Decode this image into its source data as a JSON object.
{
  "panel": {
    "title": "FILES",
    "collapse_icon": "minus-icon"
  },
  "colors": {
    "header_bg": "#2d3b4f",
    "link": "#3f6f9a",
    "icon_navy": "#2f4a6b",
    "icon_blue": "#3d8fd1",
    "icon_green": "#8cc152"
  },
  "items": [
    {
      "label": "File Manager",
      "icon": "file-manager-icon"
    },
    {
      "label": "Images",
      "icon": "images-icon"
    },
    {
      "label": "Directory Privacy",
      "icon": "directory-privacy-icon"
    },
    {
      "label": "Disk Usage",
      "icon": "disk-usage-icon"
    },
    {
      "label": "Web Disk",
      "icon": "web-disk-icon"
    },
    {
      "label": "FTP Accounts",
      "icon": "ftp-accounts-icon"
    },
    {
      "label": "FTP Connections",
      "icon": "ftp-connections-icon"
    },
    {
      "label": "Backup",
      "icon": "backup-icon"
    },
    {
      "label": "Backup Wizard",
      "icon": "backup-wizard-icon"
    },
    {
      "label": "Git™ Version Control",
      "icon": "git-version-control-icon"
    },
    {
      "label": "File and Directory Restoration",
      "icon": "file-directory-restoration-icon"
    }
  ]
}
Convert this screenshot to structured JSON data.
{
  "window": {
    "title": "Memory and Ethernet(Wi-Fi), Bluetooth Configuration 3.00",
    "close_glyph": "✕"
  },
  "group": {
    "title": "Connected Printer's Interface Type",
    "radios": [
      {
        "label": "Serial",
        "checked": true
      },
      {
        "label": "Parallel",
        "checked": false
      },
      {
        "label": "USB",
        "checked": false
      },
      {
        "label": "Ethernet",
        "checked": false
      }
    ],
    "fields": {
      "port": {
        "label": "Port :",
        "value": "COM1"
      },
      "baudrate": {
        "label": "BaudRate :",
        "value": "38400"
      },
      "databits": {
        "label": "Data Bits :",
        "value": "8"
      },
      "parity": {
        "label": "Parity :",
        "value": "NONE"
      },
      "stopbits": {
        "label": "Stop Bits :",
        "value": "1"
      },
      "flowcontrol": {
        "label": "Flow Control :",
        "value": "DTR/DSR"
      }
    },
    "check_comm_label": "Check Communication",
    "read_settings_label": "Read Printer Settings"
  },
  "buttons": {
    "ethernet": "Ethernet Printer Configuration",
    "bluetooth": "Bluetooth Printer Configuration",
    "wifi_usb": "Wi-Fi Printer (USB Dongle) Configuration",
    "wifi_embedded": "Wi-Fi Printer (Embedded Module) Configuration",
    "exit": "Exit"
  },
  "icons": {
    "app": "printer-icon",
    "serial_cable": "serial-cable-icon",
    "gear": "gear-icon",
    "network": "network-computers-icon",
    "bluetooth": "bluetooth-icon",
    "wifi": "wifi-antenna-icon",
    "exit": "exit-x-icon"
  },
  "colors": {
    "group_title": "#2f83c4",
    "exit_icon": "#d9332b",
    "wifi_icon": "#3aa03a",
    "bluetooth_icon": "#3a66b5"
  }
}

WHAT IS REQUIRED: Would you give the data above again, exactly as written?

EXPECTED OUTPUT:
Decode this image into its source data as a JSON object.
{
  "panel": {
    "title": "FILES",
    "collapse_icon": "minus-icon"
  },
  "colors": {
    "header_bg": "#2d3b4f",
    "link": "#3f6f9a",
    "icon_navy": "#2f4a6b",
    "icon_blue": "#3d8fd1",
    "icon_green": "#8cc152"
  },
  "items": [
    {
      "label": "File Manager",
      "icon": "file-manager-icon"
    },
    {
      "label": "Images",
      "icon": "images-icon"
    },
    {
      "label": "Directory Privacy",
      "icon": "directory-privacy-icon"
    },
    {
      "label": "Disk Usage",
      "icon": "disk-usage-icon"
    },
    {
      "label": "Web Disk",
      "icon": "web-disk-icon"
    },
    {
      "label": "FTP Accounts",
      "icon": "ftp-accounts-icon"
    },
    {
      "label": "FTP Connections",
      "icon": "ftp-connections-icon"
    },
    {
      "label": "Backup",
      "icon": "backup-icon"
    },
    {
      "label": "Backup Wizard",
      "icon": "backup-wizard-icon"
    },
    {
      "label": "Git™ Version Control",
      "icon": "git-version-control-icon"
    },
    {
      "label": "File and Directory Restoration",
      "icon": "file-directory-restoration-icon"
    }
  ]
}
Convert this screenshot to structured JSON data.
{
  "window": {
    "title": "Memory and Ethernet(Wi-Fi), Bluetooth Configuration 3.00",
    "close_glyph": "✕"
  },
  "group": {
    "title": "Connected Printer's Interface Type",
    "radios": [
      {
        "label": "Serial",
        "checked": true
      },
      {
        "label": "Parallel",
        "checked": false
      },
      {
        "label": "USB",
        "checked": false
      },
      {
        "label": "Ethernet",
        "checked": false
      }
    ],
    "fields": {
      "port": {
        "label": "Port :",
        "value": "COM1"
      },
      "baudrate": {
        "label": "BaudRate :",
        "value": "38400"
      },
      "databits": {
        "label": "Data Bits :",
        "value": "8"
      },
      "parity": {
        "label": "Parity :",
        "value": "NONE"
      },
      "stopbits": {
        "label": "Stop Bits :",
        "value": "1"
      },
      "flowcontrol": {
        "label": "Flow Control :",
        "value": "DTR/DSR"
      }
    },
    "check_comm_label": "Check Communication",
    "read_settings_label": "Read Printer Settings"
  },
  "buttons": {
    "ethernet": "Ethernet Printer Configuration",
    "bluetooth": "Bluetooth Printer Configuration",
    "wifi_usb": "Wi-Fi Printer (USB Dongle) Configuration",
    "wifi_embedded": "Wi-Fi Printer (Embedded Module) Configuration",
    "exit": "Exit"
  },
  "icons": {
    "app": "printer-icon",
    "serial_cable": "serial-cable-icon",
    "gear": "gear-icon",
    "network": "network-computers-icon",
    "bluetooth": "bluetooth-icon",
    "wifi": "wifi-antenna-icon",
    "exit": "exit-x-icon"
  },
  "colors": {
    "group_title": "#2f83c4",
    "exit_icon": "#d9332b",
    "wifi_icon": "#3aa03a",
    "bluetooth_icon": "#3a66b5"
  }
}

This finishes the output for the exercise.